When asked why many country artists are helping out with fund-raising efforts for those left in Sandy's wake, he says that many of them can understand what they are going through. "I think because Nashville just got flooded in 2010, it was a lot easier to be sympathetic to that. I had a bunch of friends who lost their homes that were completely devastated. When we started making the video, I was talking about a cause we could shed some light on because it's such a hopeful song. I felt we could attach it to a certain cause, and maybe do it a lot of good," he said.
The record is Allan's first single in a while, and he's glad to be back at radio. "It's been a couple of years since we had a single out. I had some label issues, and all of that got sorted out. It's great to be accepted at radio again. It's actually the fastest song we've ever had."
"Every Storm (Runs Out Of Rain)" is the lead-off track from his new album, which is scheduled to be released early in 2013. He says that he used a different approach to record the album. "I think it's going to be different, and one of the reasons for that is that I've used some new producers. I've always done everything with Mark Wright, and this time, I've done four with him, four with Jay Joyce, and I produced four with my road band -- including the single."

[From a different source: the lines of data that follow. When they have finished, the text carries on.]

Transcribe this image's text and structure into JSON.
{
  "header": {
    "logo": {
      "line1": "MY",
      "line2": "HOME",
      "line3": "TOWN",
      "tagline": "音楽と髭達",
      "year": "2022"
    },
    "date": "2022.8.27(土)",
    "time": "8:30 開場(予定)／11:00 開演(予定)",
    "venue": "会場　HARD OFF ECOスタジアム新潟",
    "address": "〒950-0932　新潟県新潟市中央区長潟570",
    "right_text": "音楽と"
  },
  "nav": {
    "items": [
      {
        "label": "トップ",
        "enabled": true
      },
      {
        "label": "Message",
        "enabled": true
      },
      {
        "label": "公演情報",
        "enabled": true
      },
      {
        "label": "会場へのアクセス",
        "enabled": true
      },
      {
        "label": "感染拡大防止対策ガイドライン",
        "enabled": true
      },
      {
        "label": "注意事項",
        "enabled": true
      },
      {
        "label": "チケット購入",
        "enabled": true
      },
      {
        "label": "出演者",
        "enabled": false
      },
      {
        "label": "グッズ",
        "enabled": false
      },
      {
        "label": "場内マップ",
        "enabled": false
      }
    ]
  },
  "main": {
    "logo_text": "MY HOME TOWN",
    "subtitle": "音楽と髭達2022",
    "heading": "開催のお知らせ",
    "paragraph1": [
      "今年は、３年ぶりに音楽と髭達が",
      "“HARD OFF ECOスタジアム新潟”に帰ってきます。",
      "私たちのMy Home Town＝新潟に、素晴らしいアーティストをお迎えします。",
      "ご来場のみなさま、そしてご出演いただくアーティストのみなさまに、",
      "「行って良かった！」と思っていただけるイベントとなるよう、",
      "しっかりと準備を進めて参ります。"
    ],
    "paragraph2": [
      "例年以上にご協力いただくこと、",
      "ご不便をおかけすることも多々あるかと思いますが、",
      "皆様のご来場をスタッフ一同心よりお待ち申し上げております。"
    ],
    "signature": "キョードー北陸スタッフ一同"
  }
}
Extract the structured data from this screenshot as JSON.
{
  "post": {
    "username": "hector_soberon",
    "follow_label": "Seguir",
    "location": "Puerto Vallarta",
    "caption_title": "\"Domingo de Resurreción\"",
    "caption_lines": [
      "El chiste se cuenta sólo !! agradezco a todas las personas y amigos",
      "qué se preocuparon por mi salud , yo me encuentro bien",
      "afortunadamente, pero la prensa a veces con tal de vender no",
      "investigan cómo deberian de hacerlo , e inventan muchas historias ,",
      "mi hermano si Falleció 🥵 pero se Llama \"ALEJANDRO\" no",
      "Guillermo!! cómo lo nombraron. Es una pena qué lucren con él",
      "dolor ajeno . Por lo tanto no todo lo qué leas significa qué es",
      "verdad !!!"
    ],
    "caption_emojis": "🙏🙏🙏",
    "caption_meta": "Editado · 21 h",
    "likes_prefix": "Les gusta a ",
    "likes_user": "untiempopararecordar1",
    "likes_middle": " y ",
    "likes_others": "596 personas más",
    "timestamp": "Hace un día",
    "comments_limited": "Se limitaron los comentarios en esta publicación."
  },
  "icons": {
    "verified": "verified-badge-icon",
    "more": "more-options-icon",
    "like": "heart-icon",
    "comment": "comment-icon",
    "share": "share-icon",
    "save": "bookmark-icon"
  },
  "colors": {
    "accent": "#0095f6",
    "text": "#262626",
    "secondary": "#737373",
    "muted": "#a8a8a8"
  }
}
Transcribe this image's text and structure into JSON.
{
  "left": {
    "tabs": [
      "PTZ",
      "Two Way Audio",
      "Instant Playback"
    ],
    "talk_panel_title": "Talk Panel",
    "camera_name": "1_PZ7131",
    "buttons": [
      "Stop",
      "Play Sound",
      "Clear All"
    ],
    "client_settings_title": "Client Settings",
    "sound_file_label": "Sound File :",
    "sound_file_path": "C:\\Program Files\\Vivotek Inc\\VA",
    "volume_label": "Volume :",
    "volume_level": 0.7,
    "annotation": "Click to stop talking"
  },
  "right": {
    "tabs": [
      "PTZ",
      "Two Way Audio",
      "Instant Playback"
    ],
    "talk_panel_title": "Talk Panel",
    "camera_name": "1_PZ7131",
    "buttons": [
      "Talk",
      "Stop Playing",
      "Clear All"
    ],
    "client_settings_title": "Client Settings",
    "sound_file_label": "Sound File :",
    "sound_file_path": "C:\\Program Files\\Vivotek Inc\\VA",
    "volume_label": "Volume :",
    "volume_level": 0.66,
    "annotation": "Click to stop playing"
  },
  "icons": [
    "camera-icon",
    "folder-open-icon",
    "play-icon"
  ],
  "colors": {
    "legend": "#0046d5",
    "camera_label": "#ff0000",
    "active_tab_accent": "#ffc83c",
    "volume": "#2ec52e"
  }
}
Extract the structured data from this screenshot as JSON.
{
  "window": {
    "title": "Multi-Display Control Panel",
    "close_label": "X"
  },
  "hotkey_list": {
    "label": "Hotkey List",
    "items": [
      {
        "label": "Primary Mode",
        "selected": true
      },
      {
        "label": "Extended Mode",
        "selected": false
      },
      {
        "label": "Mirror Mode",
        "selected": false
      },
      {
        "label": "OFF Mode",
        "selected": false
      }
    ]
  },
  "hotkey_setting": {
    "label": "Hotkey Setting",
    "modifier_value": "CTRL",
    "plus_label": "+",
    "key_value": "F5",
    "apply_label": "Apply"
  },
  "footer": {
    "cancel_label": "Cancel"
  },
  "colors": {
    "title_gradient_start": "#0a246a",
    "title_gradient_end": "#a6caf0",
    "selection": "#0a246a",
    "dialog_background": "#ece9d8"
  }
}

When asked his thoughts on producing, he laughed and said "I guess the pressure of just doing it bothered me, but I've done all my demos and pre-production in my house anyway, so I'm very comfortable in my role. So, it wasn't a big deal, but I think the idea of me saying 'Ok, I'm going to do it all' freaked me out a little."
Allan also remarked that he loved working in the studio with Joyce, who produced both the CMA Single (Little Big Town's "Pontoon") and Album of the Year (Eric Church's 'Chief'). "What a trip to work with him," he said. "I've never worked like that. We worked in his house, in his basement. At first, it felt like I was making a record with some college kids without any money. I was very scared the first day, because I spent so much time separating sounds, and making sure things didn't bleed. I felt like we were in the middle of his basement, and all of the sounds were bleeding into everything, and he didn't seem to care. So, at first I was panicked, but by the second day, I drank the punch. I really liked what I got with him."
- The 615